For the records below, work out the number of lines holding "JSON" and reply with only that.

------ Input material

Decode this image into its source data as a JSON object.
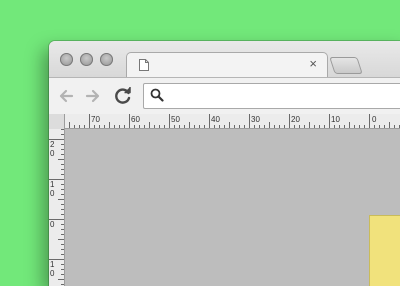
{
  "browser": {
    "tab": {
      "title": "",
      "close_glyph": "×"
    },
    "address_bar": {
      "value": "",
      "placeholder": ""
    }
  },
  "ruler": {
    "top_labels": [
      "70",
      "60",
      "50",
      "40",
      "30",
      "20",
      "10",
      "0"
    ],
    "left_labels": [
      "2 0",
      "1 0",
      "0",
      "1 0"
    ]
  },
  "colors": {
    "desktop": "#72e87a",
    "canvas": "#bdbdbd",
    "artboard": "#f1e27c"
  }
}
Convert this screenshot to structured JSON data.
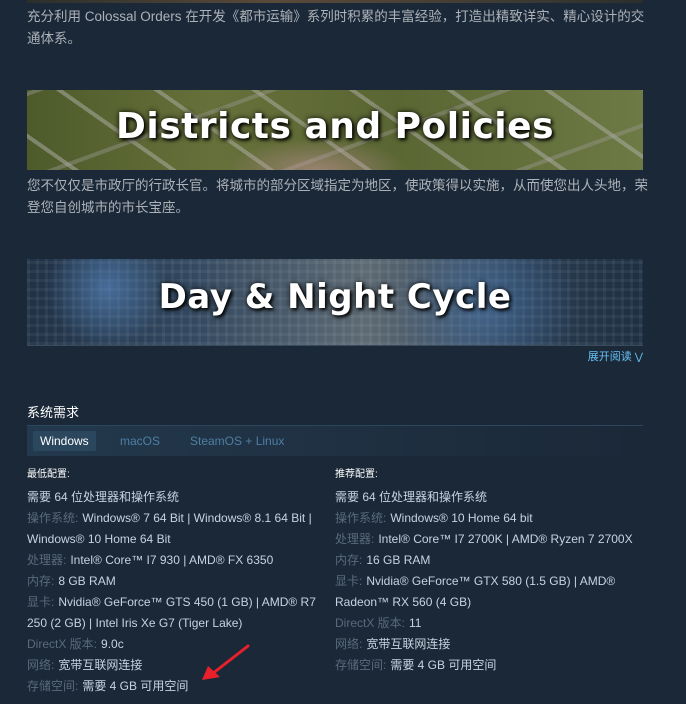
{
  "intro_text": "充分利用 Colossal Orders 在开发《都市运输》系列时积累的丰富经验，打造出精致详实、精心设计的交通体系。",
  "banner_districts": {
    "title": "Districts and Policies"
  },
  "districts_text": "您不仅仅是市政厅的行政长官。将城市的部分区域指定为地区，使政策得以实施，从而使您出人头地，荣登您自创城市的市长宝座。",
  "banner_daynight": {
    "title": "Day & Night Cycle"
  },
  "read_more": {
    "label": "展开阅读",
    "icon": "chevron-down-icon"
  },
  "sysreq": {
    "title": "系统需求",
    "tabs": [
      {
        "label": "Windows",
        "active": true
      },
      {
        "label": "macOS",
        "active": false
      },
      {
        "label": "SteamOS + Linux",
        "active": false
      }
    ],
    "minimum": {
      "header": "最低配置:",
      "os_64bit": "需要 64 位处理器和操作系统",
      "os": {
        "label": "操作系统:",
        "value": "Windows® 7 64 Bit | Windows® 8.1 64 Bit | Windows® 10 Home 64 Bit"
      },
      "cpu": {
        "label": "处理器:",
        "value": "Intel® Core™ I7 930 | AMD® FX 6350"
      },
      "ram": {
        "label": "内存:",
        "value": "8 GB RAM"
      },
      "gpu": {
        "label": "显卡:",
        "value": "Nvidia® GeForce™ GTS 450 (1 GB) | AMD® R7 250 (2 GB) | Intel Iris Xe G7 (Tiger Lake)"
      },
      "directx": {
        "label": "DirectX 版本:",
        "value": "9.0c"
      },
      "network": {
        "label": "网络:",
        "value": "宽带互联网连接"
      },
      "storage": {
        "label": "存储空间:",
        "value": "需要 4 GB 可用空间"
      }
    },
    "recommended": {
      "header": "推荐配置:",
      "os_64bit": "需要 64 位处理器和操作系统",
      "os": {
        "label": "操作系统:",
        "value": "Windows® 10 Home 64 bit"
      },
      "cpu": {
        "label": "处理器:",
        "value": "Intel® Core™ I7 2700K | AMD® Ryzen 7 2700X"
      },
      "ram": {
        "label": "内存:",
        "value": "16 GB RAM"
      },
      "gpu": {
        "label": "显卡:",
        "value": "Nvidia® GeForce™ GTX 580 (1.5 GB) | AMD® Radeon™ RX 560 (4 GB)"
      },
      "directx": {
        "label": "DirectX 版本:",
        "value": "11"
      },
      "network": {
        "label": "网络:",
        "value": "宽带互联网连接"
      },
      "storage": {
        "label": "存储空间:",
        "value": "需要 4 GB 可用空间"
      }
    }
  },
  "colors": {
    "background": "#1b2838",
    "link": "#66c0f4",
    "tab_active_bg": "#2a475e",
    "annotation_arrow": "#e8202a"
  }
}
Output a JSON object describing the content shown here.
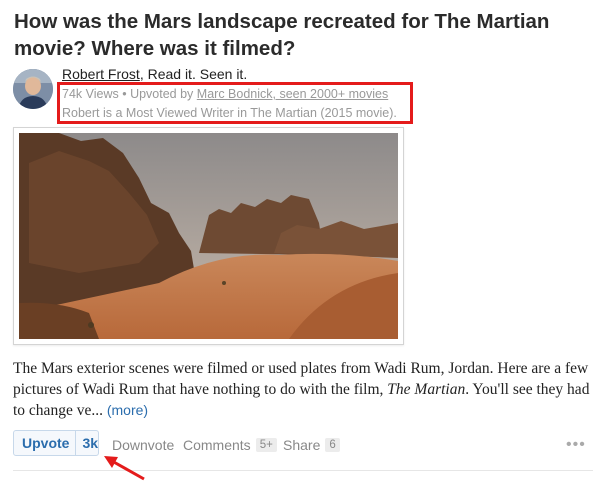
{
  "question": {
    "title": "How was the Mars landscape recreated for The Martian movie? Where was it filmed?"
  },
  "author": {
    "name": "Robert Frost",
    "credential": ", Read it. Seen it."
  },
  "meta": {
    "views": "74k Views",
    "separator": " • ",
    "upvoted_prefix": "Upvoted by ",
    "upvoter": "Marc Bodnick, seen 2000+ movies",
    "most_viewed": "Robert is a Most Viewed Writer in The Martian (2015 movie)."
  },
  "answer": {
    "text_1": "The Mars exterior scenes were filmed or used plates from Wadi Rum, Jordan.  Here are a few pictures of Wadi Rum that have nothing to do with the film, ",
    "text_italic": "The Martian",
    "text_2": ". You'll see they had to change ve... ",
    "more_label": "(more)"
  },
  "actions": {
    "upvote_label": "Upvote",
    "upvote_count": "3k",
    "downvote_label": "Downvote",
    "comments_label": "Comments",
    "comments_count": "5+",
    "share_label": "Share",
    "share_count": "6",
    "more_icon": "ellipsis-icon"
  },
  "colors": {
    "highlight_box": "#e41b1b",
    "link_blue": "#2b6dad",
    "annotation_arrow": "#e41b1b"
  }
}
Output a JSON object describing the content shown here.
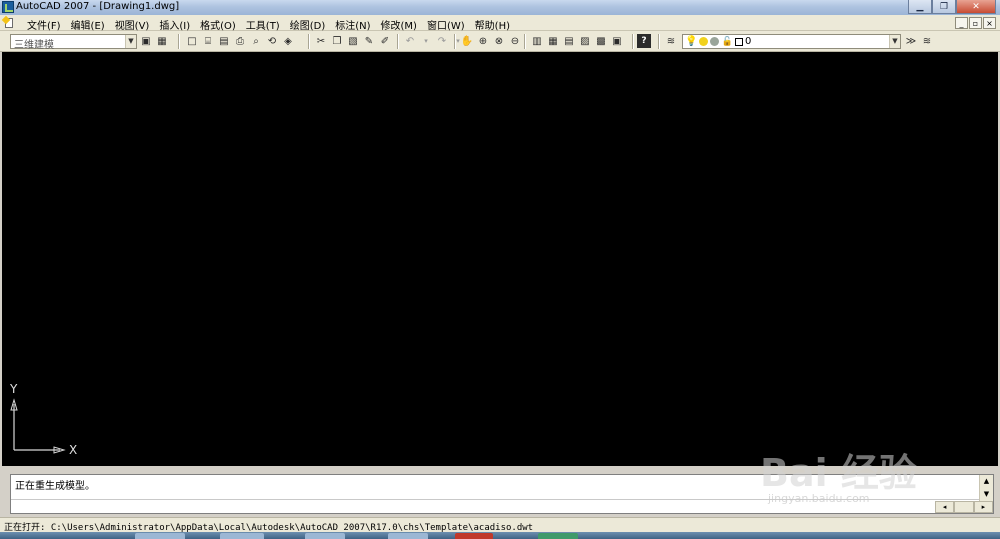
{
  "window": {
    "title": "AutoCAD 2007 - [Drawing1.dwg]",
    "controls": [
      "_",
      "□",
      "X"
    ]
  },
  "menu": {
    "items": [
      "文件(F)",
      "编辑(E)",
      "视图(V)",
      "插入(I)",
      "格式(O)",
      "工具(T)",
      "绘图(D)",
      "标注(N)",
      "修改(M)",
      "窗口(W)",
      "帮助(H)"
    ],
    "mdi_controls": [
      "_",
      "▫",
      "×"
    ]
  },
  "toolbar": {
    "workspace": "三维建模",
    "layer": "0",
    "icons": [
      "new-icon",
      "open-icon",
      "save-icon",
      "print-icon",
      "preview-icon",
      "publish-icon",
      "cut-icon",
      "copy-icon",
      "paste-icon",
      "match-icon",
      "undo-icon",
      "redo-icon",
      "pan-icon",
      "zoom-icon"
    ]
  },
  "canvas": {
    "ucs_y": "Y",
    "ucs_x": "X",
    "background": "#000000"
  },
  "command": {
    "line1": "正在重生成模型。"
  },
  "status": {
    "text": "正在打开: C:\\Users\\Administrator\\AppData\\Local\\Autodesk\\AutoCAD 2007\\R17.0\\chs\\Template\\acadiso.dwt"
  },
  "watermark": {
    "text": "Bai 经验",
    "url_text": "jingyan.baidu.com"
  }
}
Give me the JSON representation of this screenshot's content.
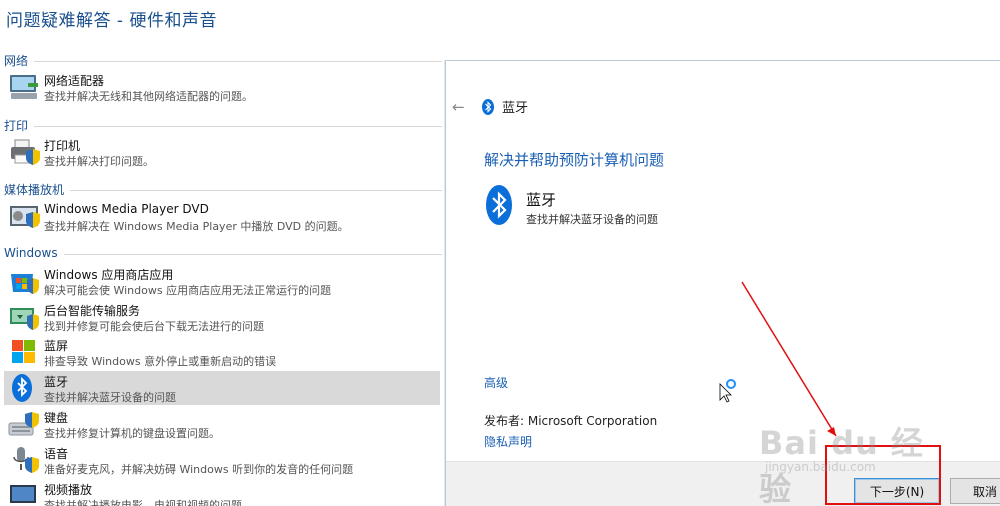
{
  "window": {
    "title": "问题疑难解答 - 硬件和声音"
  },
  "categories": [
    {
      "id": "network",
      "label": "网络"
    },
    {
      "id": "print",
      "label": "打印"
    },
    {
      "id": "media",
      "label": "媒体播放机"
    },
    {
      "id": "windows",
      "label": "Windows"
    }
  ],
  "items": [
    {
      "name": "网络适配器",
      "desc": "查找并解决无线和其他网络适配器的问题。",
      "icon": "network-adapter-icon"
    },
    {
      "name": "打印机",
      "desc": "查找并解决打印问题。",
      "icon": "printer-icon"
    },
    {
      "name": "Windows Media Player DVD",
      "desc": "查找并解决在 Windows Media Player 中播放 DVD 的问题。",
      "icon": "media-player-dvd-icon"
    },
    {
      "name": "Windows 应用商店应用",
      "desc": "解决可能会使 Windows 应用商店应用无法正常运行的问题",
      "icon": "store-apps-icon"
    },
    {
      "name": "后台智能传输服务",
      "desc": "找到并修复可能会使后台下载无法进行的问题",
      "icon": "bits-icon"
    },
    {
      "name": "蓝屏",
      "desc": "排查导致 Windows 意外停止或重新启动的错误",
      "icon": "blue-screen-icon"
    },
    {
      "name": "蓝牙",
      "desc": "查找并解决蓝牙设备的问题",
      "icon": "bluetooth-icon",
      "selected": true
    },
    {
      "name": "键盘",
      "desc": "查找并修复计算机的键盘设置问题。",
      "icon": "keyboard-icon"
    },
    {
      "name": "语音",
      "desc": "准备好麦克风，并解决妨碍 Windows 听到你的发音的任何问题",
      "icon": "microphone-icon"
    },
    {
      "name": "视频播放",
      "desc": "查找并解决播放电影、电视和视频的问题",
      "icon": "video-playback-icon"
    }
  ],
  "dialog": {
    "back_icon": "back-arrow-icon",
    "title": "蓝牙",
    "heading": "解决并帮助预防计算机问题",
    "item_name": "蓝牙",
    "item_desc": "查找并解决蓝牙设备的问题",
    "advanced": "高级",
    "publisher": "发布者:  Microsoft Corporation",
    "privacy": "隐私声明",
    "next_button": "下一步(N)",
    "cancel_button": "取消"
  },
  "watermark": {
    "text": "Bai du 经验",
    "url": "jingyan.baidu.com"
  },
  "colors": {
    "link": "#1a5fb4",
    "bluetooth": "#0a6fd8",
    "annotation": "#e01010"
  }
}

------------

Answer for the task
5